WHAT TO WORK ON:
An exact restatement of all the data is required, with the pictures left out.

Collection entries:
▽

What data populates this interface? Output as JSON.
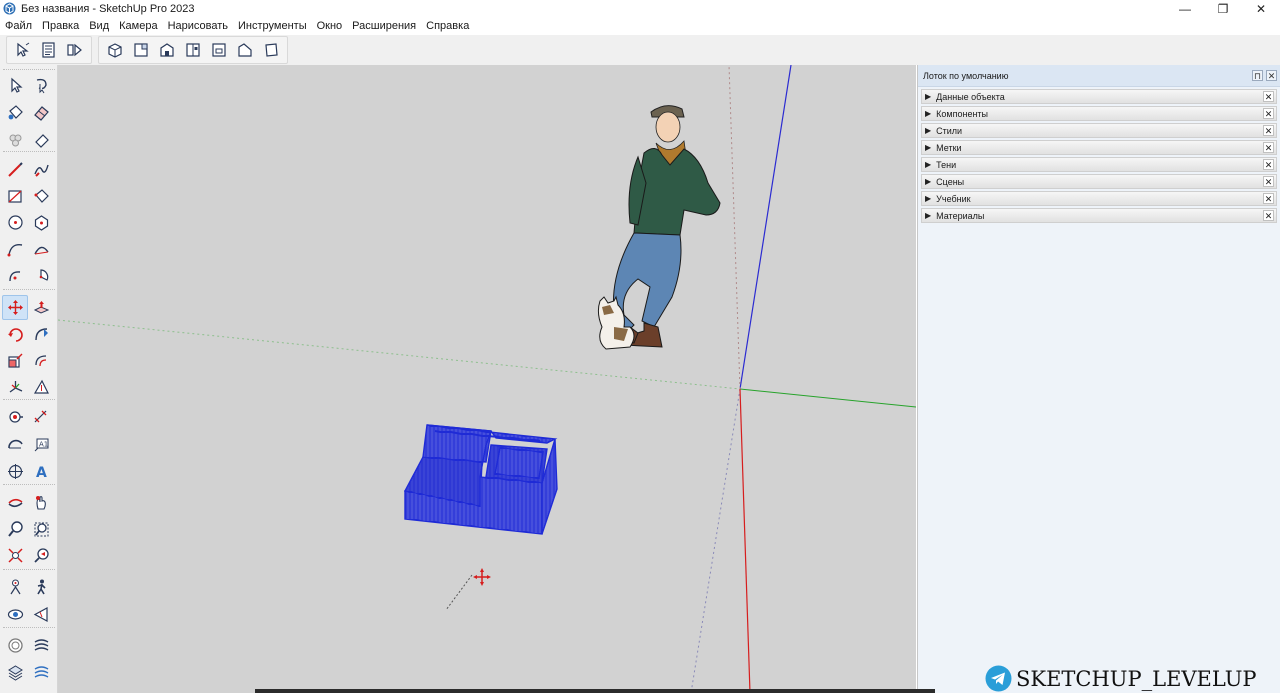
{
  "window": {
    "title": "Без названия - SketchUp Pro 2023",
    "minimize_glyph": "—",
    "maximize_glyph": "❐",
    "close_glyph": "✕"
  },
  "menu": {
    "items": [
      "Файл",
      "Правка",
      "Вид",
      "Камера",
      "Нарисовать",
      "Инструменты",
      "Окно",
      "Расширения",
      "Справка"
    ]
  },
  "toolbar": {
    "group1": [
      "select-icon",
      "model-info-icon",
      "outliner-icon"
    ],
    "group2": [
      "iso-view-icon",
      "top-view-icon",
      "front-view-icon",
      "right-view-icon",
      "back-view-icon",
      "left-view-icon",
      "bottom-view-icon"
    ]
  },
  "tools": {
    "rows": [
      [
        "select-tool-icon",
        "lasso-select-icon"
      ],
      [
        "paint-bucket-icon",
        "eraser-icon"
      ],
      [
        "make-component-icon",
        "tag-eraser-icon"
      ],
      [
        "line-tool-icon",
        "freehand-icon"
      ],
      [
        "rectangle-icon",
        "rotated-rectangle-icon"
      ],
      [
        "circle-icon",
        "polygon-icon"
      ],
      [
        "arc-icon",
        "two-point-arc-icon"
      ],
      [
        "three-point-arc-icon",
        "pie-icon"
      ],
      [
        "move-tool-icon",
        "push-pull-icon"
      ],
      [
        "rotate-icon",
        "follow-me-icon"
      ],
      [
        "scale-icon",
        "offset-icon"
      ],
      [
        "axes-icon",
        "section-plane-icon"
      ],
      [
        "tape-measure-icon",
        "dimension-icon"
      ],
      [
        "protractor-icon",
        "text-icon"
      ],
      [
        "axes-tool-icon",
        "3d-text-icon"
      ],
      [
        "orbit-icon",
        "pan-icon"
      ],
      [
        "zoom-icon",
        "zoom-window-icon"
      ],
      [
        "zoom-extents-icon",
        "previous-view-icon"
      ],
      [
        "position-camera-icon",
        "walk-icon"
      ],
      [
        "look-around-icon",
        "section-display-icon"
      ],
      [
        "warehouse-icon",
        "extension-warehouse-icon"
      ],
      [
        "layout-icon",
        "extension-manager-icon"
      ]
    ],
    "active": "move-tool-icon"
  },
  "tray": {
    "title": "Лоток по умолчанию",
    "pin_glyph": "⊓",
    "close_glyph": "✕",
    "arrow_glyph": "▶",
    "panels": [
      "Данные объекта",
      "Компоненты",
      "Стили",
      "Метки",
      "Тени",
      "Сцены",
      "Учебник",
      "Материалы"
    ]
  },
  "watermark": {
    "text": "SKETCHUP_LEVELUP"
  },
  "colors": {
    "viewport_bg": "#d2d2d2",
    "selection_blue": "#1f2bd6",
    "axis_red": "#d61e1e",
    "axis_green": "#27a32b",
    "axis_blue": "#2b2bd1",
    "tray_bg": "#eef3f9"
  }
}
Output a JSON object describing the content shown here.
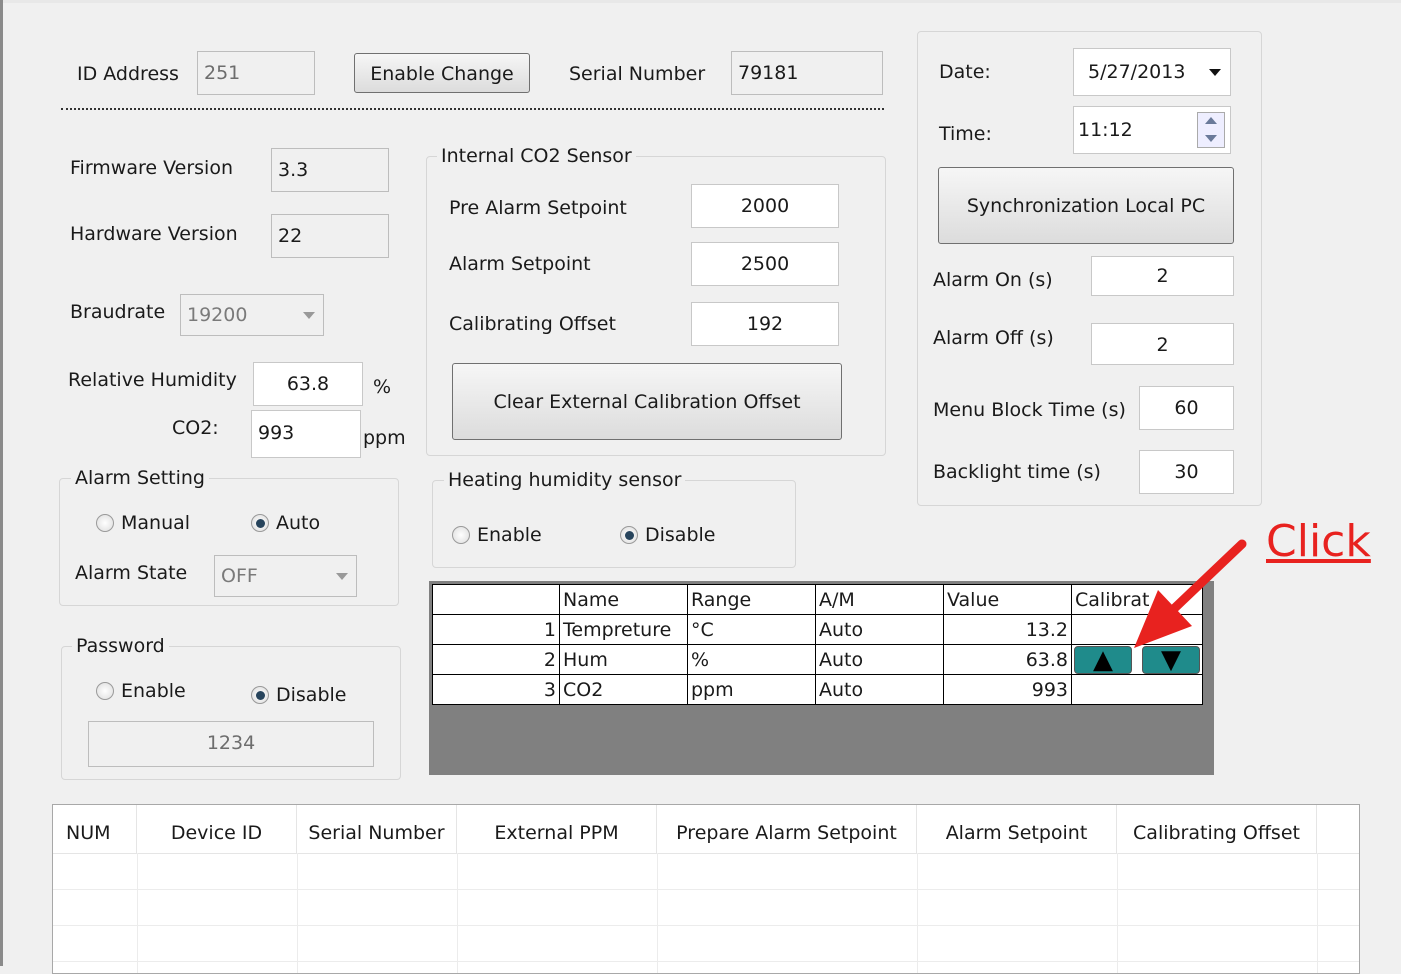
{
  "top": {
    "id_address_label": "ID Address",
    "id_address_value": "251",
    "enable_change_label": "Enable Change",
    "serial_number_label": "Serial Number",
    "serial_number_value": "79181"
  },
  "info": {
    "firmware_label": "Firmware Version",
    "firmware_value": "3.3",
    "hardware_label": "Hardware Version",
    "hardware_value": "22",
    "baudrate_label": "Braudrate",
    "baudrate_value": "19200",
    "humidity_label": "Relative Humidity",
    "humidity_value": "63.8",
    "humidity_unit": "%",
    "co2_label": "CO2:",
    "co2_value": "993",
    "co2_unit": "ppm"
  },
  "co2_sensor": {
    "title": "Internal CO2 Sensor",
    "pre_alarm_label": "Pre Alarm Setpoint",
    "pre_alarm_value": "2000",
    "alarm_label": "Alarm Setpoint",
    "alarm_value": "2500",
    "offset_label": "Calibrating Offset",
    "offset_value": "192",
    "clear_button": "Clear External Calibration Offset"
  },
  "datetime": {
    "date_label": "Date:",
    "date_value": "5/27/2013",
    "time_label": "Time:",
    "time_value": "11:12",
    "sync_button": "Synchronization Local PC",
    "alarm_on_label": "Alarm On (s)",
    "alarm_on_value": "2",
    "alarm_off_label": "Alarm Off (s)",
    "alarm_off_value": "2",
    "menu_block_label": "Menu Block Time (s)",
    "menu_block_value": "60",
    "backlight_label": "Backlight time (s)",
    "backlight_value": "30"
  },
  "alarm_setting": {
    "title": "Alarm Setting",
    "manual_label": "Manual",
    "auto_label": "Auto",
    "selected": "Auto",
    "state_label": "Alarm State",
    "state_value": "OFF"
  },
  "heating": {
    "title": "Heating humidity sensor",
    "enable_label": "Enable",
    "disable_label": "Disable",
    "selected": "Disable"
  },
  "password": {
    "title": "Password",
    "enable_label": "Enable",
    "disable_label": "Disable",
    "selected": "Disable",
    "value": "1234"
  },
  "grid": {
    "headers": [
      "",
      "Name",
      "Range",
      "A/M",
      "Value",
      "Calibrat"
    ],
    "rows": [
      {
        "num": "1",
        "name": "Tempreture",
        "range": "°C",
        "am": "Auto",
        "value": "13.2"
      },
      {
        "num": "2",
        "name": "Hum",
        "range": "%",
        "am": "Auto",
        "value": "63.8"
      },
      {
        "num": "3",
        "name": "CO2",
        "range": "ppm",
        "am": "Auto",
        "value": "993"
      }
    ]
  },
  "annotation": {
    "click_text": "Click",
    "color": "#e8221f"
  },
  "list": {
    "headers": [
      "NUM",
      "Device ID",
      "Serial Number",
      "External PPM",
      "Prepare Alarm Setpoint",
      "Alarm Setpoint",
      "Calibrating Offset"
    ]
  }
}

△

SOLUTION:
What data populates this interface? Output as JSON.
{
  "window": {
    "title": "Без названия - SketchUp Pro 2023",
    "minimize_glyph": "—",
    "maximize_glyph": "❐",
    "close_glyph": "✕"
  },
  "menu": {
    "items": [
      "Файл",
      "Правка",
      "Вид",
      "Камера",
      "Нарисовать",
      "Инструменты",
      "Окно",
      "Расширения",
      "Справка"
    ]
  },
  "toolbar": {
    "group1": [
      "select-icon",
      "model-info-icon",
      "outliner-icon"
    ],
    "group2": [
      "iso-view-icon",
      "top-view-icon",
      "front-view-icon",
      "right-view-icon",
      "back-view-icon",
      "left-view-icon",
      "bottom-view-icon"
    ]
  },
  "tools": {
    "rows": [
      [
        "select-tool-icon",
        "lasso-select-icon"
      ],
      [
        "paint-bucket-icon",
        "eraser-icon"
      ],
      [
        "make-component-icon",
        "tag-eraser-icon"
      ],
      [
        "line-tool-icon",
        "freehand-icon"
      ],
      [
        "rectangle-icon",
        "rotated-rectangle-icon"
      ],
      [
        "circle-icon",
        "polygon-icon"
      ],
      [
        "arc-icon",
        "two-point-arc-icon"
      ],
      [
        "three-point-arc-icon",
        "pie-icon"
      ],
      [
        "move-tool-icon",
        "push-pull-icon"
      ],
      [
        "rotate-icon",
        "follow-me-icon"
      ],
      [
        "scale-icon",
        "offset-icon"
      ],
      [
        "axes-icon",
        "section-plane-icon"
      ],
      [
        "tape-measure-icon",
        "dimension-icon"
      ],
      [
        "protractor-icon",
        "text-icon"
      ],
      [
        "axes-tool-icon",
        "3d-text-icon"
      ],
      [
        "orbit-icon",
        "pan-icon"
      ],
      [
        "zoom-icon",
        "zoom-window-icon"
      ],
      [
        "zoom-extents-icon",
        "previous-view-icon"
      ],
      [
        "position-camera-icon",
        "walk-icon"
      ],
      [
        "look-around-icon",
        "section-display-icon"
      ],
      [
        "warehouse-icon",
        "extension-warehouse-icon"
      ],
      [
        "layout-icon",
        "extension-manager-icon"
      ]
    ],
    "active": "move-tool-icon"
  },
  "tray": {
    "title": "Лоток по умолчанию",
    "pin_glyph": "⊓",
    "close_glyph": "✕",
    "arrow_glyph": "▶",
    "panels": [
      "Данные объекта",
      "Компоненты",
      "Стили",
      "Метки",
      "Тени",
      "Сцены",
      "Учебник",
      "Материалы"
    ]
  },
  "watermark": {
    "text": "SKETCHUP_LEVELUP"
  },
  "colors": {
    "viewport_bg": "#d2d2d2",
    "selection_blue": "#1f2bd6",
    "axis_red": "#d61e1e",
    "axis_green": "#27a32b",
    "axis_blue": "#2b2bd1",
    "tray_bg": "#eef3f9"
  }
}
Output a JSON object describing the content shown here.
{
  "top": {
    "id_address_label": "ID Address",
    "id_address_value": "251",
    "enable_change_label": "Enable Change",
    "serial_number_label": "Serial Number",
    "serial_number_value": "79181"
  },
  "info": {
    "firmware_label": "Firmware Version",
    "firmware_value": "3.3",
    "hardware_label": "Hardware Version",
    "hardware_value": "22",
    "baudrate_label": "Braudrate",
    "baudrate_value": "19200",
    "humidity_label": "Relative Humidity",
    "humidity_value": "63.8",
    "humidity_unit": "%",
    "co2_label": "CO2:",
    "co2_value": "993",
    "co2_unit": "ppm"
  },
  "co2_sensor": {
    "title": "Internal CO2 Sensor",
    "pre_alarm_label": "Pre Alarm Setpoint",
    "pre_alarm_value": "2000",
    "alarm_label": "Alarm Setpoint",
    "alarm_value": "2500",
    "offset_label": "Calibrating Offset",
    "offset_value": "192",
    "clear_button": "Clear External Calibration Offset"
  },
  "datetime": {
    "date_label": "Date:",
    "date_value": "5/27/2013",
    "time_label": "Time:",
    "time_value": "11:12",
    "sync_button": "Synchronization Local PC",
    "alarm_on_label": "Alarm On (s)",
    "alarm_on_value": "2",
    "alarm_off_label": "Alarm Off (s)",
    "alarm_off_value": "2",
    "menu_block_label": "Menu Block Time (s)",
    "menu_block_value": "60",
    "backlight_label": "Backlight time (s)",
    "backlight_value": "30"
  },
  "alarm_setting": {
    "title": "Alarm Setting",
    "manual_label": "Manual",
    "auto_label": "Auto",
    "selected": "Auto",
    "state_label": "Alarm State",
    "state_value": "OFF"
  },
  "heating": {
    "title": "Heating humidity sensor",
    "enable_label": "Enable",
    "disable_label": "Disable",
    "selected": "Disable"
  },
  "password": {
    "title": "Password",
    "enable_label": "Enable",
    "disable_label": "Disable",
    "selected": "Disable",
    "value": "1234"
  },
  "grid": {
    "headers": [
      "",
      "Name",
      "Range",
      "A/M",
      "Value",
      "Calibrat"
    ],
    "rows": [
      {
        "num": "1",
        "name": "Tempreture",
        "range": "°C",
        "am": "Auto",
        "value": "13.2"
      },
      {
        "num": "2",
        "name": "Hum",
        "range": "%",
        "am": "Auto",
        "value": "63.8"
      },
      {
        "num": "3",
        "name": "CO2",
        "range": "ppm",
        "am": "Auto",
        "value": "993"
      }
    ]
  },
  "annotation": {
    "click_text": "Click",
    "color": "#e8221f"
  },
  "list": {
    "headers": [
      "NUM",
      "Device ID",
      "Serial Number",
      "External PPM",
      "Prepare Alarm Setpoint",
      "Alarm Setpoint",
      "Calibrating Offset"
    ]
  }
}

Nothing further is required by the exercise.